At the time of writing, the cruise lines seem to have varying policies ranging from cautionary notices to outright bans!
Mobile devices are hungry for power
Examples of banned items may include Power Strips with Extension Cords and Power Strips with Surge Protectors. Always worth checking with your cruise line.
Warnings from Cruise Lines include:
“Electrical devices such as small fans, power strips, multi-plug box outlets/adaptors, and extension cords without surge protectors are allowed on board when used with proper caution. However, if such devices are determined to pose a hazard they will be confiscated.”
“Cruise line policy forbids power strips with extension cords”.
We highly recommend you check with your cruise line before you travel.
THE TECHNICAL REASONS WHY
Fire is the greatest danger at sea, and standard domestic devices may not prevent faults like they would at home. Domestic power strips will certainly work on a cruise ship, but they aren’t necessarily safe for a rather ironic reason. The fuse or circuit breaker that is supposed to protect you from fire due to short-circuits or overloads may not work correctly on a ship.
These breakers generally rely on disconnecting the live or ‘hot’ wire in your AC circuit, leaving only the neutral and ground wires connected. Because a ship generates electricity in a different way and has a different method of grounding, there is a chance that if the circuit became overloaded, then the power strip’s built-in breaker would work. But this would not necessarily stop the flow of electricity.
Ship Wiring is Different
Normal domestic house wiring is asymmetric, having one line at 120V (or 220-240 in Europe), and the other shorted to ground at the mains distribution panel. The neutral side is, in theory, close to ground and therefore not likely to cause a shock. The live side is, in practice, dangerous.

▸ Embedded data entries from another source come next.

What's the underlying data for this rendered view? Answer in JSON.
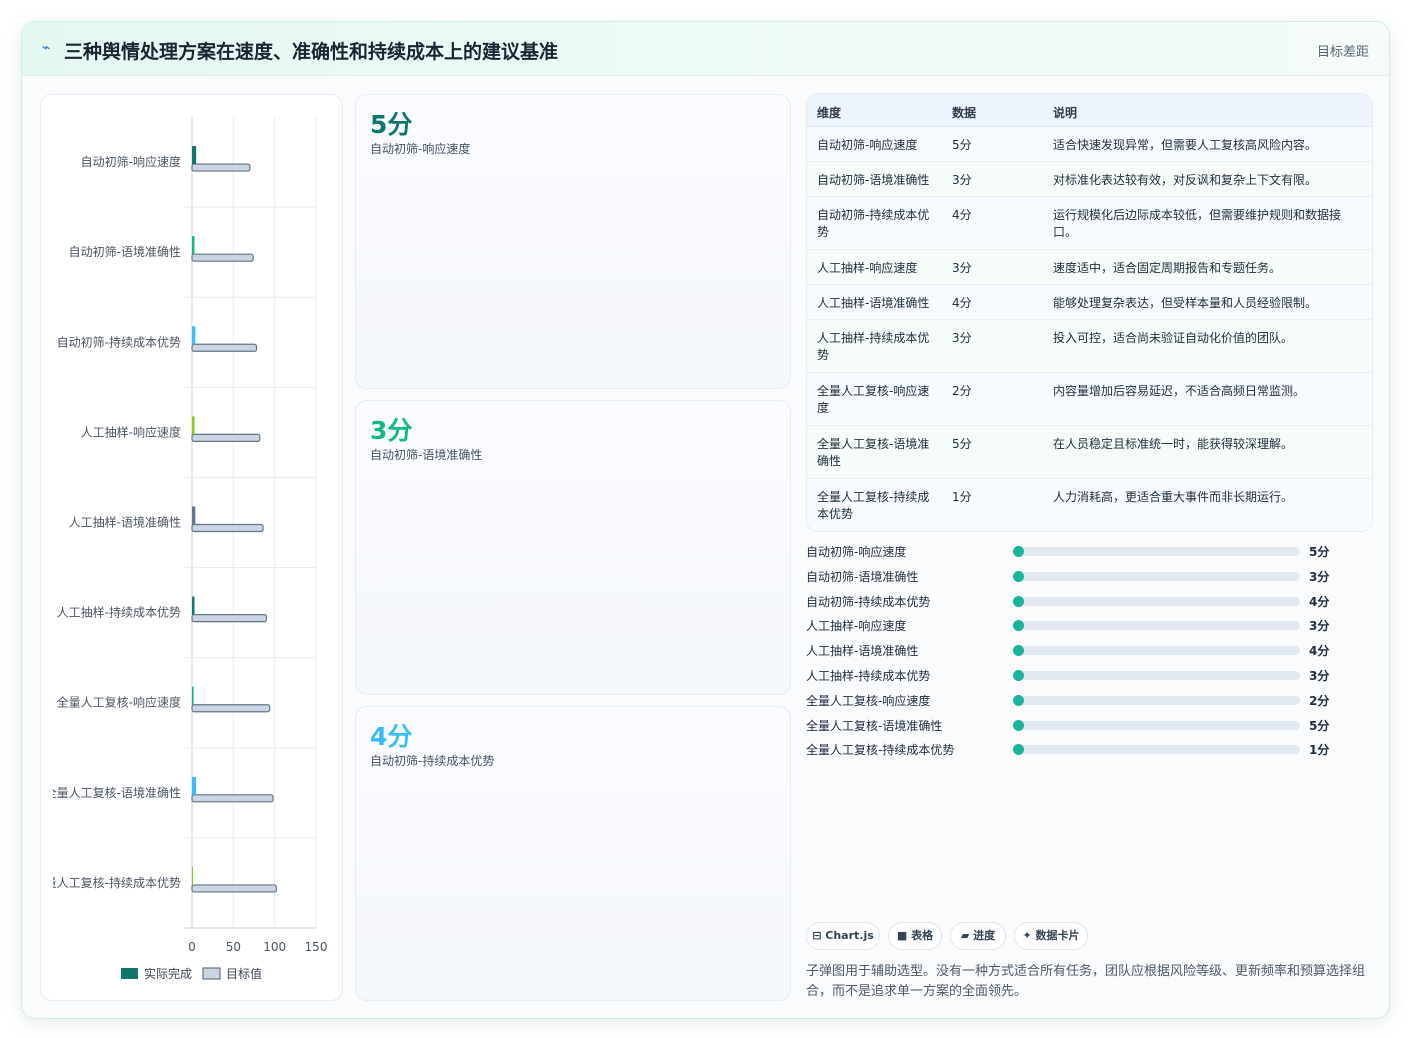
{
  "header": {
    "icon": "bolt-icon",
    "title": "三种舆情处理方案在速度、准确性和持续成本上的建议基准",
    "right_label": "目标差距"
  },
  "colors": {
    "actual": [
      "#0f766e",
      "#10b981",
      "#38bdf8",
      "#84cc16",
      "#64748b",
      "#0f766e",
      "#10b981",
      "#38bdf8",
      "#84cc16"
    ],
    "target_fill": "#cbd5e1",
    "target_stroke": "#64748b",
    "progress": "#1bb39a"
  },
  "chart_data": {
    "type": "bar",
    "orientation": "horizontal",
    "categories": [
      "自动初筛-响应速度",
      "自动初筛-语境准确性",
      "自动初筛-持续成本优势",
      "人工抽样-响应速度",
      "人工抽样-语境准确性",
      "人工抽样-持续成本优势",
      "全量人工复核-响应速度",
      "全量人工复核-语境准确性",
      "全量人工复核-持续成本优势"
    ],
    "series": [
      {
        "name": "实际完成",
        "values": [
          5,
          3,
          4,
          3,
          4,
          3,
          2,
          5,
          1
        ]
      },
      {
        "name": "目标值",
        "values": [
          70,
          74,
          78,
          82,
          86,
          90,
          94,
          98,
          102
        ]
      }
    ],
    "xlim": [
      0,
      150
    ],
    "xticks": [
      "0",
      "50",
      "100",
      "150"
    ],
    "grid": true,
    "legend": "bottom"
  },
  "cards": [
    {
      "value": "5分",
      "label": "自动初筛-响应速度",
      "color": "#0f766e"
    },
    {
      "value": "3分",
      "label": "自动初筛-语境准确性",
      "color": "#10b981"
    },
    {
      "value": "4分",
      "label": "自动初筛-持续成本优势",
      "color": "#38bdf8"
    }
  ],
  "table": {
    "headers": [
      "维度",
      "数据",
      "说明"
    ],
    "rows": [
      [
        "自动初筛-响应速度",
        "5分",
        "适合快速发现异常，但需要人工复核高风险内容。"
      ],
      [
        "自动初筛-语境准确性",
        "3分",
        "对标准化表达较有效，对反讽和复杂上下文有限。"
      ],
      [
        "自动初筛-持续成本优势",
        "4分",
        "运行规模化后边际成本较低，但需要维护规则和数据接口。"
      ],
      [
        "人工抽样-响应速度",
        "3分",
        "速度适中，适合固定周期报告和专题任务。"
      ],
      [
        "人工抽样-语境准确性",
        "4分",
        "能够处理复杂表达，但受样本量和人员经验限制。"
      ],
      [
        "人工抽样-持续成本优势",
        "3分",
        "投入可控，适合尚未验证自动化价值的团队。"
      ],
      [
        "全量人工复核-响应速度",
        "2分",
        "内容量增加后容易延迟，不适合高频日常监测。"
      ],
      [
        "全量人工复核-语境准确性",
        "5分",
        "在人员稳定且标准统一时，能获得较深理解。"
      ],
      [
        "全量人工复核-持续成本优势",
        "1分",
        "人力消耗高，更适合重大事件而非长期运行。"
      ]
    ]
  },
  "progress": [
    {
      "label": "自动初筛-响应速度",
      "value": "5分",
      "fraction": 0
    },
    {
      "label": "自动初筛-语境准确性",
      "value": "3分",
      "fraction": 0
    },
    {
      "label": "自动初筛-持续成本优势",
      "value": "4分",
      "fraction": 0
    },
    {
      "label": "人工抽样-响应速度",
      "value": "3分",
      "fraction": 0
    },
    {
      "label": "人工抽样-语境准确性",
      "value": "4分",
      "fraction": 0
    },
    {
      "label": "人工抽样-持续成本优势",
      "value": "3分",
      "fraction": 0
    },
    {
      "label": "全量人工复核-响应速度",
      "value": "2分",
      "fraction": 0
    },
    {
      "label": "全量人工复核-语境准确性",
      "value": "5分",
      "fraction": 0
    },
    {
      "label": "全量人工复核-持续成本优势",
      "value": "1分",
      "fraction": 0
    }
  ],
  "tags": [
    {
      "icon": "chart-icon",
      "glyph": "⊟",
      "label": "Chart.js"
    },
    {
      "icon": "table-icon",
      "glyph": "■",
      "label": "表格"
    },
    {
      "icon": "folder-icon",
      "glyph": "▰",
      "label": "进度"
    },
    {
      "icon": "sparkle-icon",
      "glyph": "✦",
      "label": "数据卡片"
    }
  ],
  "note": "子弹图用于辅助选型。没有一种方式适合所有任务，团队应根据风险等级、更新频率和预算选择组合，而不是追求单一方案的全面领先。"
}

Ship wiring is symmetric, having two lines, each at 60V and 180 degrees out of phase which produce a 120V AC voltage.
On the domestic system, a grounded neutral is used. Any ground fault (hard or instantaneous) will cause breakers to trip or fuses to open. At worst, your lights go out.
At sea, a loss of power whilst the ship is navigating through narrows or a channel may cause a dangerous situation so an insulated neutral is used. A single ground fault (hard or instantaneous) will energize the hull, but much like birds sitting on uninsulated wires, the crew is not at immediate risk, but the ground fault must be cleared because:

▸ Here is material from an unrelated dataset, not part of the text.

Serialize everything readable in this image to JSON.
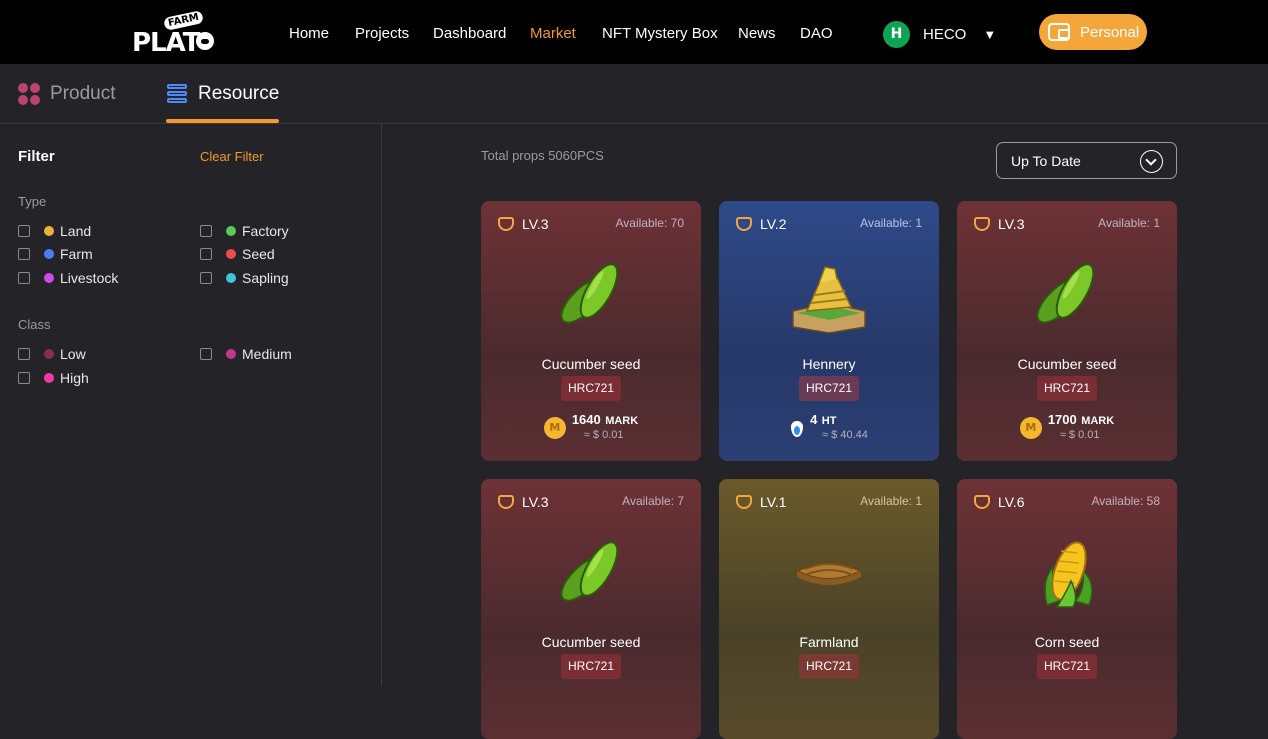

- if a crew member makes contact with a second power line, they may be shocked.
- and a second ground fault will interrupt the flow of power, possibly blacking out the ship.
- and cathodic corrosion protection which protects the hull from rusting may be impacted.
- and specifically may cause a fire because current greater than the capacity of the wires flows, this causes heat, melt/burn insulation and could cause a fire
There are other options available and Amazon is a place to search for cruise gadgets.
USB Power Charging Ports can be a handy accessory at home, but in a cabin, with limited electrical outlets, they are a must-have accessory. We use the Anker 5 Port USB Hub. It not only has five standard USB ports (USB A) but it also has a USB C port which supports USB power delivery. This means you can charge phones that use USB C, but also laptops such as certain model Macs, the Dell XPS series laptops, and others.
There are cheaper options available and Amazon is a good source for such gadgets, but this is a good choice.
The best travel adapters we have found are the Worldwide Travel Adapters with USB outlets. These have a flexible arrangement for selecting which power outlet you have and also up to 4 USB Charging Ports. These are not the cheapest adapters but in our opinion, this type is the best option for cruising.